> _Information shown_
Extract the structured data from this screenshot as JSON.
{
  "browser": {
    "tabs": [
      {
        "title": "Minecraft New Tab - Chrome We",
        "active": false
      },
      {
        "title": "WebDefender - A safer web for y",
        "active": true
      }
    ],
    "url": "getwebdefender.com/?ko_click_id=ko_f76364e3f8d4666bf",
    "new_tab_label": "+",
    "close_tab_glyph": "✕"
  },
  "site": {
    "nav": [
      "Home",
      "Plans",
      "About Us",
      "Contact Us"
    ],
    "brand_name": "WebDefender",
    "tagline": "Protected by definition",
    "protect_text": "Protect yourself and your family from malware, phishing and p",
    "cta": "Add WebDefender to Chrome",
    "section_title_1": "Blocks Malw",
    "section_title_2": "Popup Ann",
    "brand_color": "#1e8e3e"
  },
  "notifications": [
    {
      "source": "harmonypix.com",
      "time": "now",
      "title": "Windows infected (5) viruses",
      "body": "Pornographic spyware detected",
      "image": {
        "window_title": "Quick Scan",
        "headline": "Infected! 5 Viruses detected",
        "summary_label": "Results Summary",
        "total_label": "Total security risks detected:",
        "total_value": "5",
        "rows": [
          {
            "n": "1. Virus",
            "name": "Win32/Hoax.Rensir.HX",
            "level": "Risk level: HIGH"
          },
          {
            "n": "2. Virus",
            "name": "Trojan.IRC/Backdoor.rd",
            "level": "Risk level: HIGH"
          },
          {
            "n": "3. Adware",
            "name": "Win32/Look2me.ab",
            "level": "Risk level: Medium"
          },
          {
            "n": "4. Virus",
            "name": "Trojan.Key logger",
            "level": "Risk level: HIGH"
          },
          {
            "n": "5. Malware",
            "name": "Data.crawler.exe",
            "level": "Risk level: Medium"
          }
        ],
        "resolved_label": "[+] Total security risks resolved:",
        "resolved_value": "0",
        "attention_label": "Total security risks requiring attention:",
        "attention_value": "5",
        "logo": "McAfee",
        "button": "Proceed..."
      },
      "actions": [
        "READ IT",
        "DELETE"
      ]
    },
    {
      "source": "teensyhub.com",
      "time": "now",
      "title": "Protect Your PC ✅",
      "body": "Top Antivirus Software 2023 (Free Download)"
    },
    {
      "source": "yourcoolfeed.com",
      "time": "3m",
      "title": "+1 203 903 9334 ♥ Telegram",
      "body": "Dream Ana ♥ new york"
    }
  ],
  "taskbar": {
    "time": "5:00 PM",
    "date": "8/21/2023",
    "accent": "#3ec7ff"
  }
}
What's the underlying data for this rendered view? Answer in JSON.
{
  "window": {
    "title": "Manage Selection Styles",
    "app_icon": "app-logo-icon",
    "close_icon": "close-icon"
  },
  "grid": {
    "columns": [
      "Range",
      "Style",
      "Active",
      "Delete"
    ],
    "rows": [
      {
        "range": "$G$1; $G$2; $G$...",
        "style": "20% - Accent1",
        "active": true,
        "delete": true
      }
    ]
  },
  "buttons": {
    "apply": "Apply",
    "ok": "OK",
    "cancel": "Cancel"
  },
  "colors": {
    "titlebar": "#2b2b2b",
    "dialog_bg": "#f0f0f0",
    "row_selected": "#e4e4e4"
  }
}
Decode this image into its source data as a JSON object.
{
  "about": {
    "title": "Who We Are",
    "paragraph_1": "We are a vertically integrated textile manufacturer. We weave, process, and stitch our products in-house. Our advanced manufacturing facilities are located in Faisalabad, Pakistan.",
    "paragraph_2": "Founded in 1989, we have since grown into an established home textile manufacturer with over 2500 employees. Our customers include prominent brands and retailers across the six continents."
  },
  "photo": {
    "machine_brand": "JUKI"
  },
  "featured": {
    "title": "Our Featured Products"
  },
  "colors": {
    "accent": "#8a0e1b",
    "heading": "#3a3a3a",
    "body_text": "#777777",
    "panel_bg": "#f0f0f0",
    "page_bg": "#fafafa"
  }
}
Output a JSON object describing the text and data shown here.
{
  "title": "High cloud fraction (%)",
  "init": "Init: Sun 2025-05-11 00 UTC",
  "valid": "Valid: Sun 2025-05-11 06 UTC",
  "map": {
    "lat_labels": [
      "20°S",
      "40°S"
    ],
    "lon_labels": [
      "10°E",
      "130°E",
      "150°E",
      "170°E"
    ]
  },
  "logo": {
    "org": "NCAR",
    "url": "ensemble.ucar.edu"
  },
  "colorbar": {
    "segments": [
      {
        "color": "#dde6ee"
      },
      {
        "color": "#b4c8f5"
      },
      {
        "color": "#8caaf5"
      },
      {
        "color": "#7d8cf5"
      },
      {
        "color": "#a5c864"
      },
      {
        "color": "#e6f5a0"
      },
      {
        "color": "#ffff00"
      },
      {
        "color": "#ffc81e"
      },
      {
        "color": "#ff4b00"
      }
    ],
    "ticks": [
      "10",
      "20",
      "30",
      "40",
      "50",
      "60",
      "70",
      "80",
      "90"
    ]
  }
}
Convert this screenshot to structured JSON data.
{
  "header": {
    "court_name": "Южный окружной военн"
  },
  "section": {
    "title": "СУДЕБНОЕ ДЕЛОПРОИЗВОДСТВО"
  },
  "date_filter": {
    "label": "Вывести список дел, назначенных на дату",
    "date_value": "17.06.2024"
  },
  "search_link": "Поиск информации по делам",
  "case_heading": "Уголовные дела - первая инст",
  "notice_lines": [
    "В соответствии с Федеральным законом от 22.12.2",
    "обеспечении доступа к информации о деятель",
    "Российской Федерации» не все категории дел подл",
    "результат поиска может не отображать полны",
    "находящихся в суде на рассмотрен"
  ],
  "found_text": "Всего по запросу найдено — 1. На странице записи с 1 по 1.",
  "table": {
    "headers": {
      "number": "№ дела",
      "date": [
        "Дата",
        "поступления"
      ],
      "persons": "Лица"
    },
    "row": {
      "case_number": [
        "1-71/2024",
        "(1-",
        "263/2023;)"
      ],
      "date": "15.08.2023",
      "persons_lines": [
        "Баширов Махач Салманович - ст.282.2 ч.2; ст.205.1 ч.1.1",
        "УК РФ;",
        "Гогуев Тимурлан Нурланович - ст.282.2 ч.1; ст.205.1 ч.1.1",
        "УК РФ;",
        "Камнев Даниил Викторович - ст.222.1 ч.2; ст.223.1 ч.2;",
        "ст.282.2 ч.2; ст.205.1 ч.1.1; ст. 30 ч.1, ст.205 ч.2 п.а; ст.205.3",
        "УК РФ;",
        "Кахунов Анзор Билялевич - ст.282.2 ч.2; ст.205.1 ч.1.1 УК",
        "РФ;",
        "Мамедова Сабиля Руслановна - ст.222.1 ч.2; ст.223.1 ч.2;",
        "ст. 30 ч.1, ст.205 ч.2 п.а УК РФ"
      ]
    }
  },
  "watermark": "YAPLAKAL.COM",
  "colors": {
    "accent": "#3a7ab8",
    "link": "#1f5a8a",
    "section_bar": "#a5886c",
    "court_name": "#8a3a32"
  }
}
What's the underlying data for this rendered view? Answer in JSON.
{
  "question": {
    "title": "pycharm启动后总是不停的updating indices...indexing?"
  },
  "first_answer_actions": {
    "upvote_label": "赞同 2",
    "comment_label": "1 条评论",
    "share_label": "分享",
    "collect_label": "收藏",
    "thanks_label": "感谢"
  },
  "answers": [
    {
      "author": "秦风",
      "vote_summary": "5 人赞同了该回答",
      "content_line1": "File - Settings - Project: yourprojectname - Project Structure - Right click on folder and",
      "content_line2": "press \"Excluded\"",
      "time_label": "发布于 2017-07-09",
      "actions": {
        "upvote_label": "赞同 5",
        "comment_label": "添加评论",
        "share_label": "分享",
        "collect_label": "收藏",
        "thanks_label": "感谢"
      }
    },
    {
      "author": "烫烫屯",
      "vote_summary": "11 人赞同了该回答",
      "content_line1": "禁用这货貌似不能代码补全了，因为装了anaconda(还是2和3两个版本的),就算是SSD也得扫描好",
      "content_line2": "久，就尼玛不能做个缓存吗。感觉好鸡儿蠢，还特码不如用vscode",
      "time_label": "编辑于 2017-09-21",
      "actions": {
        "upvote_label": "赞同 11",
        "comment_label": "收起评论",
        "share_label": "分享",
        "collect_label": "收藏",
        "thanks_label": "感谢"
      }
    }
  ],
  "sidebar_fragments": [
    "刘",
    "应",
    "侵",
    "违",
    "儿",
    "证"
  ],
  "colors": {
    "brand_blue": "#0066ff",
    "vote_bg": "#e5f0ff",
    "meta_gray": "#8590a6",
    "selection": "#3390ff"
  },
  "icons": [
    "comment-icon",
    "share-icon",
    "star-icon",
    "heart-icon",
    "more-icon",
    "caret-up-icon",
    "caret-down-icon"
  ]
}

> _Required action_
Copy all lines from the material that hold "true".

> _Output_
        "active": true
        "active": true,
        "delete": true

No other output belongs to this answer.